# Required action
Please return every record exactly as it appears.

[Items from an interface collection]

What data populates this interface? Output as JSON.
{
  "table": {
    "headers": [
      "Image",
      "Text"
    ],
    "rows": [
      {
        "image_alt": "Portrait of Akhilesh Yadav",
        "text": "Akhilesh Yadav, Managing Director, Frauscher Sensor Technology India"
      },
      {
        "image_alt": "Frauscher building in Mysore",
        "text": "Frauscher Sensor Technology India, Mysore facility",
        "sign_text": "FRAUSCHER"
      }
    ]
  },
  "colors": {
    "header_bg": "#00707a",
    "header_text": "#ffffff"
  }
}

# Output for this exercise
What data populates this interface? Output as JSON.
{
  "table": {
    "headers": [
      "Image",
      "Text"
    ],
    "rows": [
      {
        "image_alt": "Portrait of Akhilesh Yadav",
        "text": "Akhilesh Yadav, Managing Director, Frauscher Sensor Technology India"
      },
      {
        "image_alt": "Frauscher building in Mysore",
        "text": "Frauscher Sensor Technology India, Mysore facility",
        "sign_text": "FRAUSCHER"
      }
    ]
  },
  "colors": {
    "header_bg": "#00707a",
    "header_text": "#ffffff"
  }
}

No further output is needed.